One in three mistrust charities, poll finds

'Donor fatigue' has set in among people who want groups to be more accountable and more open about where cash goes, a survey shows.

A UN peacekeeper guards a food distribution point in Port-au-Prince on March 12, 2010. Two months after Haiti's January 12 earthquake, aids groups were still scrambling Friday to provide for the 1.3 million people left homeless amid growing insecurity in Port-au-Prince. The kidnapping of two female aid workers, a Belgian and a Czech, cast a shadow over the relief operations carried out by more than 300 foreign organizations in Haiti.       AFP PHOTO/Thony BELIZAIRE *** Local Caption ***  070737-01-08.jpg *** Local Caption ***  070737-01-08.jpg

Poor exposure and transparency are being blamed for the results of a survey that found a third of respondents do not trust charities in the region. While some charity officials rejected the findings of the recent YouGov Siraj online survey as invalid, others acknowledged a failure of communication and a strong need for accountability to the public on the part of charities.

In the survey, 35 per cent of respondents indicated that they do not trust local charitable organisations in the Middle East, and 32 per cent said they refused to donate to the charities because they did not have a wide enough reach. "It may be that those who are not donating could be sceptical about how well their money will be spent or not sure of the process's integrity," said Iman Annab, the chief executive of YouGov Siraj.

"The findings indicate that there seems to be a need for greater transparency surrounding the donation process and charitable foundations across the Middle East." The survey polled more than 2,600 Middle Eastern residents, more than a quarter of whom were from the UAE. The rest were from Saudi Arabia, Jordan and Egypt. The Red Crescent Society, which is responsible for regulating all charities in the UAE, dismissed the results.

"We reject completely the findings of this report," said Abdulrahman al Tenaiji, a spokesman for the Red Crescent in the UAE. "We have credibility, and international organisations like the United Nations recognise the UAE's contributions." However, he acknowledged that the inability of charities to showcase results on the ground contributed to a lack of trust among donors and a perception that philanthropies are not transparent.

Mr al Tenaiji blamed the media, which, he said, were less interested in humanitarian stories. "The media is not responsive to humanitarian work and doesn't show the whole picture, so our credibility and transparency are undermined with the donor." He added that charitable work in the UAE was "not tainted or narcissistic" and gave equal opportunities to nationals and expatriates. Ms Annab indicated that, despite the presence of regulations, there was no communication of these safeguards.

"Although governments may already have a system in place to regulate charities and ensure that funds are not misappropriated, a large portion of the public seems not to be aware of any," she said. "To increase trust, and therefore encourage donations, it is important to find a mechanism by which the public is made aware of this." George Vitty, the chief executive of Nahtam, a UAE group that promotes social responsibility projects, said that a lack of communication was the main hurdle preventing transparency within charities. It was hard for donors, given the cosmopolitan culture of the UAE, to get the Red Crescent's message, since it communicated mostly in Arabic.

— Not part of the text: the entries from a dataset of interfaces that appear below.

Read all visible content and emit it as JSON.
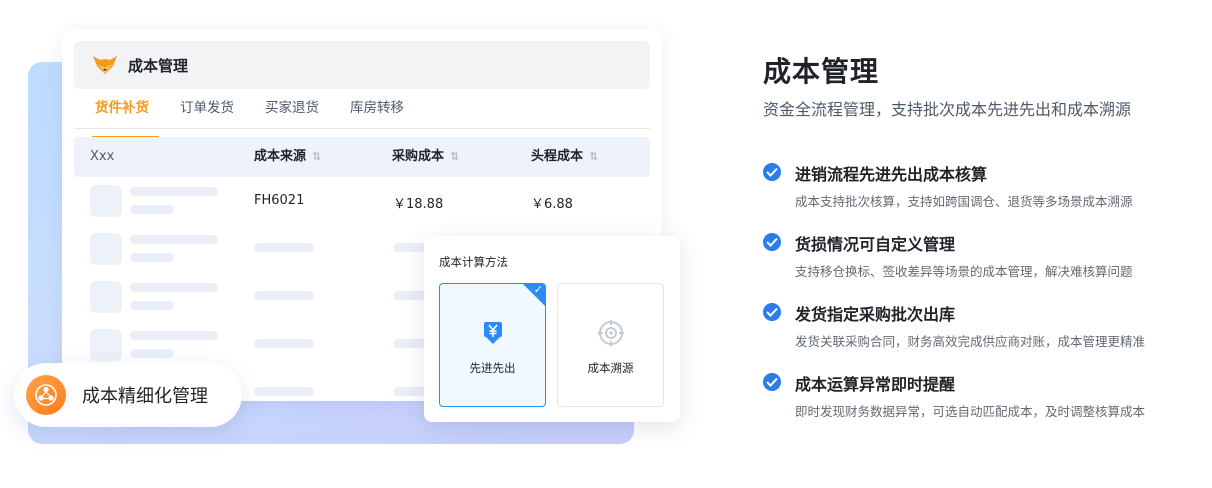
{
  "illustration": {
    "card_title": "成本管理",
    "tabs": [
      {
        "label": "货件补货",
        "active": true
      },
      {
        "label": "订单发货",
        "active": false
      },
      {
        "label": "买家退货",
        "active": false
      },
      {
        "label": "库房转移",
        "active": false
      }
    ],
    "table": {
      "columns": [
        "Xxx",
        "成本来源",
        "采购成本",
        "头程成本"
      ],
      "first_row": {
        "source": "FH6021",
        "purchase_cost": "￥18.88",
        "freight_cost": "￥6.88"
      }
    },
    "pill_label": "成本精细化管理",
    "popup": {
      "title": "成本计算方法",
      "options": [
        {
          "label": "先进先出",
          "selected": true,
          "icon": "yen-download-icon"
        },
        {
          "label": "成本溯源",
          "selected": false,
          "icon": "target-icon"
        }
      ]
    }
  },
  "content": {
    "title": "成本管理",
    "subtitle": "资金全流程管理，支持批次成本先进先出和成本溯源",
    "features": [
      {
        "title": "进销流程先进先出成本核算",
        "desc": "成本支持批次核算，支持如跨国调仓、退货等多场景成本溯源"
      },
      {
        "title": "货损情况可自定义管理",
        "desc": "支持移仓换标、签收差异等场景的成本管理，解决难核算问题"
      },
      {
        "title": "发货指定采购批次出库",
        "desc": "发货关联采购合同，财务高效完成供应商对账，成本管理更精准"
      },
      {
        "title": "成本运算异常即时提醒",
        "desc": "即时发现财务数据异常，可选自动匹配成本，及时调整核算成本"
      }
    ]
  },
  "colors": {
    "accent_orange": "#f59a1b",
    "accent_blue": "#2b8cf5"
  }
}
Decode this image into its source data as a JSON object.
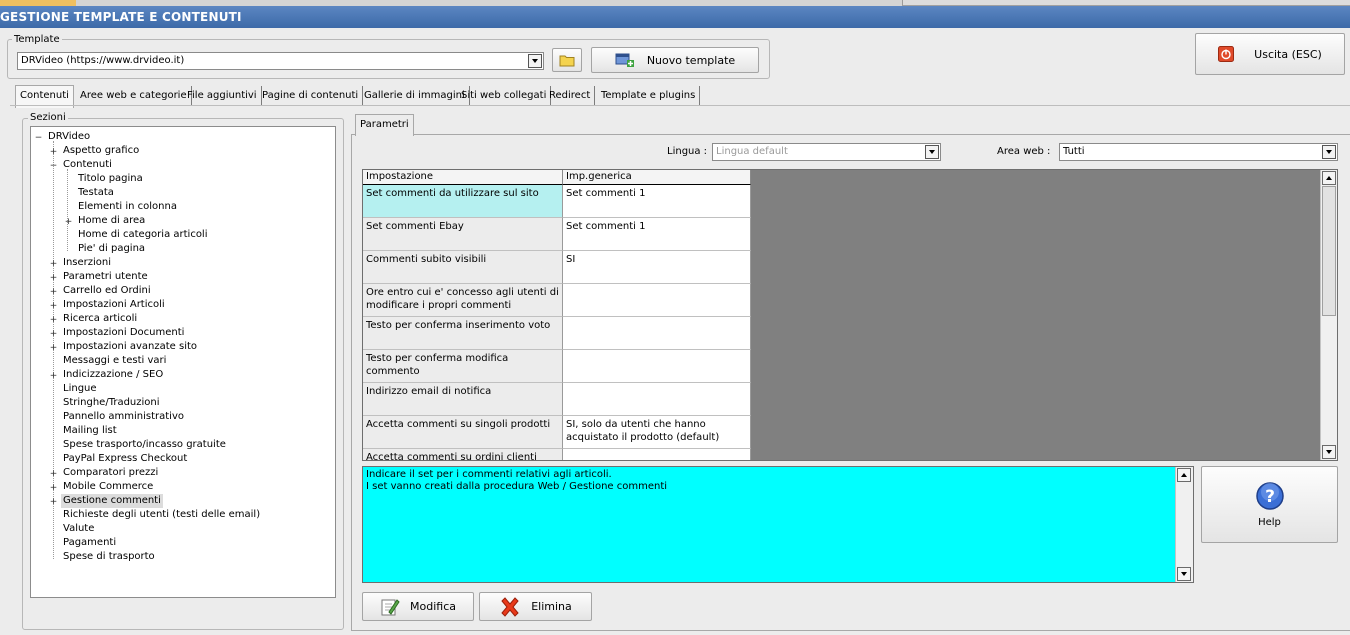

The Red Crescent's position as the only group overseeing the collection of donations, as well as sending donations overseas, could inhibit a quick response to a sudden international call for aid, said Mr Vitty, and there could be advantages to having more authorised groups. But accountability to the Red Crescent also had its strong suits, according to Nasser al Nuaimi, the former manager of the chairman's office at the organisation.

Official agreements by the International Committee of the Red Cross allow the Red Crescent to deliver aid in locations that other groups might struggle with, and it helped to prevent groups from collecting money from donors that would be laundered and then used to finance illegal arms trading during the First Gulf War and the Second Gulf War, Mr al Nuaimi said. There were legitimate concerns surrounding charities when it came to how the donations were spent, said Lola Lopez, a social worker and the founder of Volunteer in Dubai, a group that helps local charity groups and events.

Some event companies spent exorbitantly on projects the donors would surely not approve of and could be obtained without cost from willing community members, she said. She cited a local organisation that wanted to pay Dh20,000 (US$5,450) to book models for a photo shoot for their website, and another that refused to accept a donated plasma TV because it was second-hand, choosing instead to splurge on a new model.

"Charities here have been mollycoddled for far too long," said Ms Lopez. "Being in an affluent country, they're used to having money coming in so they just spend it easily." She said some companies also abused the requirements for setting up charity events, often sending as little as five per cent of profit from the events to bereaved groups. While the Government could ensure that the money was delivered, there was no requirement for how much the company was obliged to send, she said.

All these factors had led to "donor fatigue" said Ms Lopez, who was not surprised at the low levels of trust for charities, saying there should be "way more transparency". "If they are behaving honourably there is no reason why they can't make accounts visible to the public," she said. "It shouldn't be private. After all, it's the public's money."